Supplied material →
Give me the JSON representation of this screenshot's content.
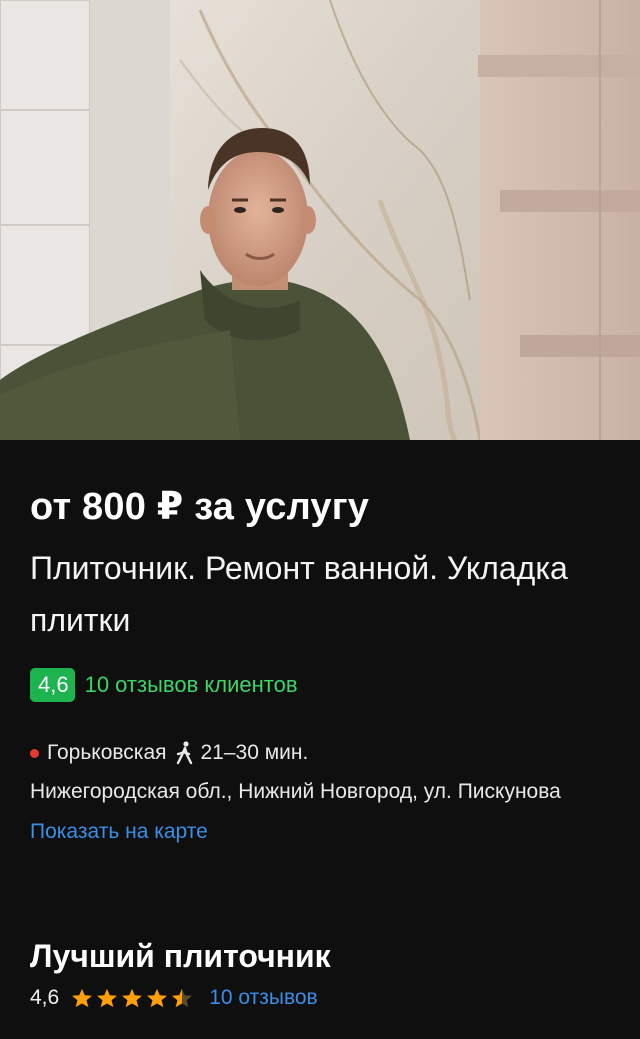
{
  "listing": {
    "price": "от 800 ₽ за услугу",
    "title": "Плиточник. Ремонт ванной. Укладка плитки"
  },
  "rating": {
    "score": "4,6",
    "reviews_text": "10 отзывов клиентов"
  },
  "location": {
    "metro": "Горьковская",
    "metro_color": "#e53a2f",
    "walk_icon": "walking-person-icon",
    "walk_time": "21–30 мин.",
    "address": "Нижегородская обл., Нижний Новгород, ул. Пискунова",
    "map_link": "Показать на карте"
  },
  "pro": {
    "name": "Лучший плиточник",
    "score": "4,6",
    "stars": 4.5,
    "reviews_link": "10 отзывов"
  },
  "colors": {
    "accent_green": "#1db34f",
    "link_blue": "#3a8ee6",
    "star_orange": "#ff9f0a"
  }
}
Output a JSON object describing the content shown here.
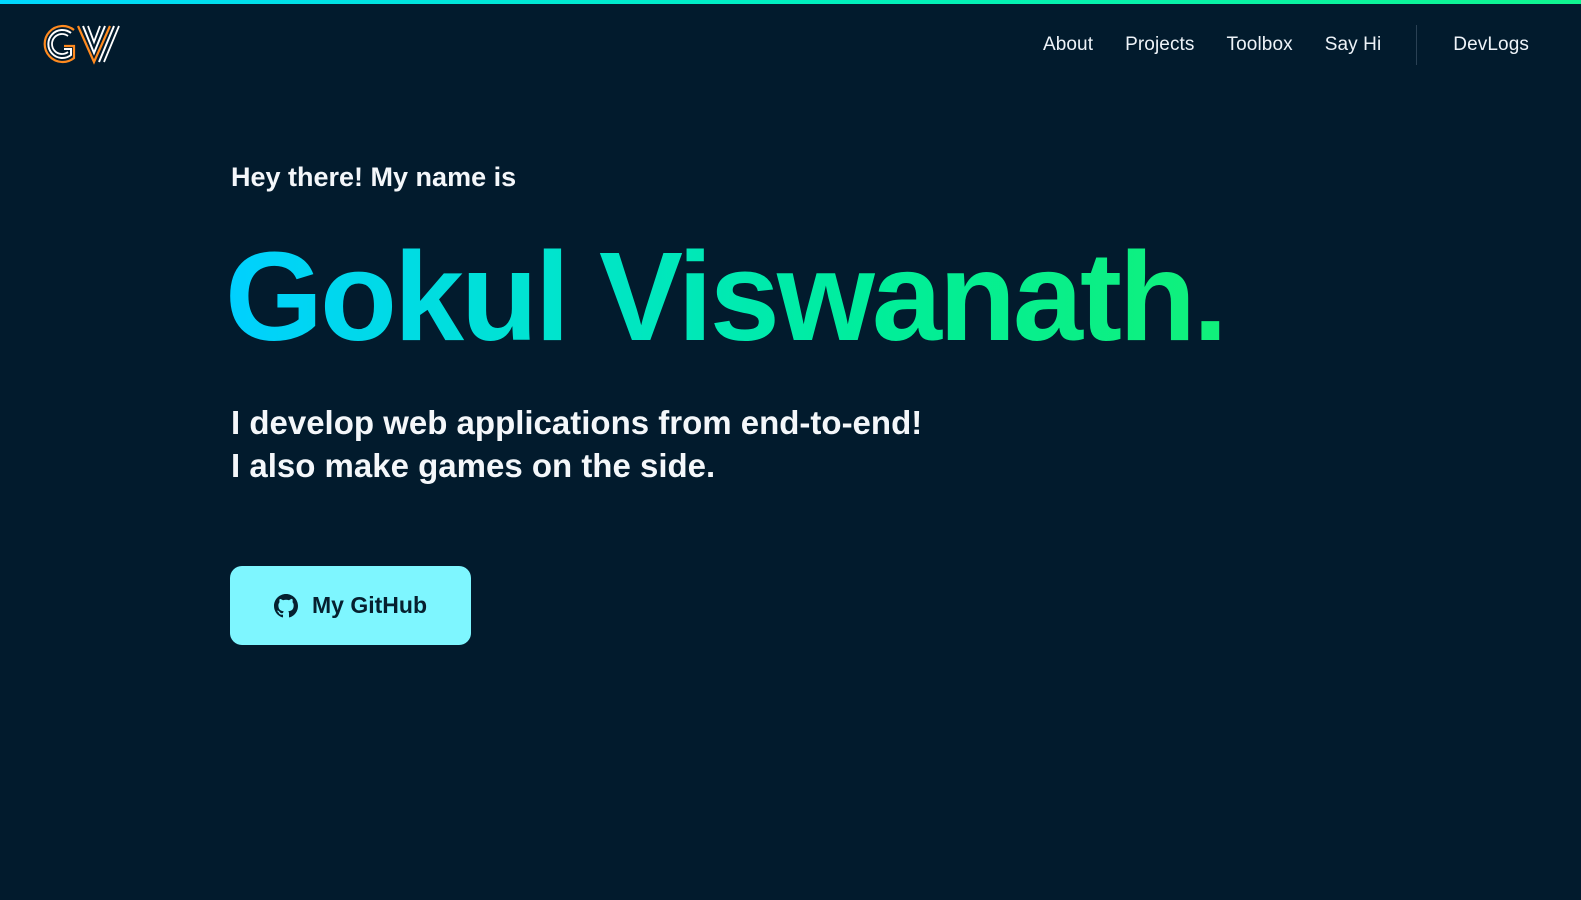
{
  "page": {
    "background_color": "#021b2d",
    "accent_gradient": [
      "#00d0ff",
      "#11f07a"
    ]
  },
  "header": {
    "logo_text": "GV",
    "nav": {
      "about": "About",
      "projects": "Projects",
      "toolbox": "Toolbox",
      "say_hi": "Say Hi",
      "devlogs": "DevLogs"
    }
  },
  "hero": {
    "greeting": "Hey there! My name is",
    "name": "Gokul Viswanath.",
    "tagline_line1": "I develop web applications from end-to-end!",
    "tagline_line2": "I also make games on the side.",
    "github_button": {
      "label": "My GitHub",
      "icon": "github-icon",
      "background_color": "#7ef6ff"
    }
  }
}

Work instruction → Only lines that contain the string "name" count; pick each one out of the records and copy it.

Answer box →
    "name": "Лучший плиточник",
    "greeting": "Hey there! My name is",
    "name": "Gokul Viswanath.",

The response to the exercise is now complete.